That said, perhaps people don't consider it feasible, as in, "not in MY world". Sounds dystopian sci-fi and so on.
Mr. Musk is just ranting. He's used conversion efficiency as his whole argument. The only argument worth having is total cost of ownership, which relates to payback time.
Btw, great quote.
Someone make a stupid mistake on the ground, and your ship crash, and then BOOOM, a 20km wide hole shows up in your space center.
Of course I guess it that for those countries it would still be easier to put the panels somewhere else and build out the connection infrastructure than to put it in space.
That feels overly simplistic. What are the actual losses?
Because if you pick a frequency that, like a microwave oven, heats up water, then you are wasting energy. The atmosphere is well stocked with water at varying, often unpredictable levels. Wasting beam energy on heating up passing water molecules is kinda pointless, so the frequencies chosen pass through without interacting.
So no. A beam going off axis will not set your city on fire.
In terms of the actual concept, the original book to read is Gerard O'Neill's 1976 The High Frontier. O'Neill proposed to boostrap orbital colonies at L4 and L5. These colonies would build and maintain orbital solar stations.
I think that realistically, that window has passed. If solar power stations were built now, it'd all be done remotely. That's a pity, because as romantic engineering visions go, O'Neill colonies were amazing: http://en.wikipedia.org/wiki/File:Spacecolony4.jpeg
But I loved the space colony vision even so, and it was sad feeling it slip away over the decades. You can read Heppenheimer's book online: http://www.nss.org/settlement/ColoniesInSpace/ (I remember it as better than O'Neill's, though of course O'Neill gets much more credit for the ideas.)
It doesn't have to be absorbable by water to interact with biological matter.
The studies use 2.45Ghz, which is also used in most microwave ovens.

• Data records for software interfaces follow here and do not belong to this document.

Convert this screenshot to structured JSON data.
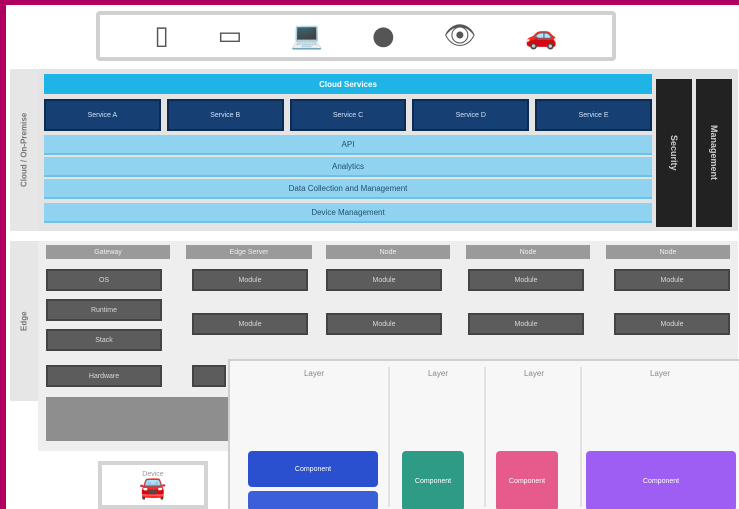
{
  "colors": {
    "frame": "#b0005f",
    "cloud_title": "#1fb4e6",
    "service_box": "#163f74",
    "band": "#8fd3f0",
    "edge_box": "#5c5c5c",
    "overlay_blue": "#2a4fcf",
    "overlay_teal": "#2e9b86",
    "overlay_pink": "#e65a8c",
    "overlay_purple": "#9f5ef3"
  },
  "devices": [
    {
      "icon": "phone-icon",
      "glyph": "▯"
    },
    {
      "icon": "tablet-icon",
      "glyph": "▭"
    },
    {
      "icon": "laptop-icon",
      "glyph": "💻"
    },
    {
      "icon": "microphone-icon",
      "glyph": "●"
    },
    {
      "icon": "eye-icon",
      "glyph": "👁"
    },
    {
      "icon": "car-icon",
      "glyph": "🚗"
    }
  ],
  "cloud": {
    "side_label": "Cloud / On-Premise",
    "title": "Cloud Services",
    "services": [
      "Service A",
      "Service B",
      "Service C",
      "Service D",
      "Service E"
    ],
    "bands": [
      "API",
      "Analytics",
      "Data Collection and Management",
      "Device Management"
    ],
    "right_cols": [
      "Security",
      "Management"
    ]
  },
  "edge": {
    "side_label": "Edge",
    "columns": [
      {
        "head": "Gateway",
        "boxes": [
          "OS",
          "Runtime",
          "Stack",
          "Hardware"
        ]
      },
      {
        "head": "Edge Server",
        "boxes": [
          "Module",
          "Module"
        ]
      },
      {
        "head": "Node",
        "boxes": [
          "Module",
          "Module"
        ]
      },
      {
        "head": "Node",
        "boxes": [
          "Module",
          "Module"
        ]
      },
      {
        "head": "Node",
        "boxes": [
          "Module",
          "Module"
        ]
      }
    ]
  },
  "bottom_device": {
    "label": "Device",
    "icon": "car-icon",
    "glyph": "🚘"
  },
  "overlay": {
    "cols": [
      {
        "head": "Layer",
        "card": "Component"
      },
      {
        "head": "Layer",
        "card": "Component"
      },
      {
        "head": "Layer",
        "card": "Component"
      },
      {
        "head": "Layer",
        "card": "Component"
      }
    ]
  }
}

The actual offsetting design element is that energy is received over a large area -- 10km^2 -- so that at any one point the radiation that a human or other living creature would receive would be below the safe threshold.
Goddamit I hate being so confidently wrong.
From Hacker News a couple weeks back.
The one benefit to space-based solar with some form of power beam (likely microwave based, look up Heppenheimer's book it's now online) is reliability. Solar presently only works when the Sun shines -- that's during daylight, and not under cloudy conditions.
Orbital solar would be 24/7/365, with the exception of a couple of brief outages each year at high noon on the equinox when your powersat was eclipsed by the Earth itself. Feed-ins from another location could glide you through this, or a reserve biomass-fed plant, or ... The point being it's an utterly predictable downtime.
The alternative is to build out a (vastly cheaper) ground-based solar infrastructure ... and find some viable way of storing energy for a period of time (possibly up to a couple of weeks). A hard problem, but ultimately less hard, I suspect, than trying to orbit megatons of material.
Honestly, reading through his stuff is almost depressing. But as long as he sticks to the physics stuff, it's pretty hard to argue - all the math and sources are there.
The planned proposal claims that they can use some nifty beamforming to get good microwave transmission. It appears that the proposed technology will reduce the weight to diameter size of the transmitter, but Do The Math's calculations should still more or less be in the right magnitude.
 Based on energy consumption figures from http://en.wikipedia.org/wiki/World_energy_consumption
I'm just commenting on what they wrote and I see nothing about a farm of satellites in the article. Perhaps the original source is more clear about it. Or maybe this technology doesn't scale down well and that's the reason they're writing about one powerful satellite?
11,800 tonnes in GEO for 500 MW. At Proton-M prices, that's $295/watt for the launch. Not great…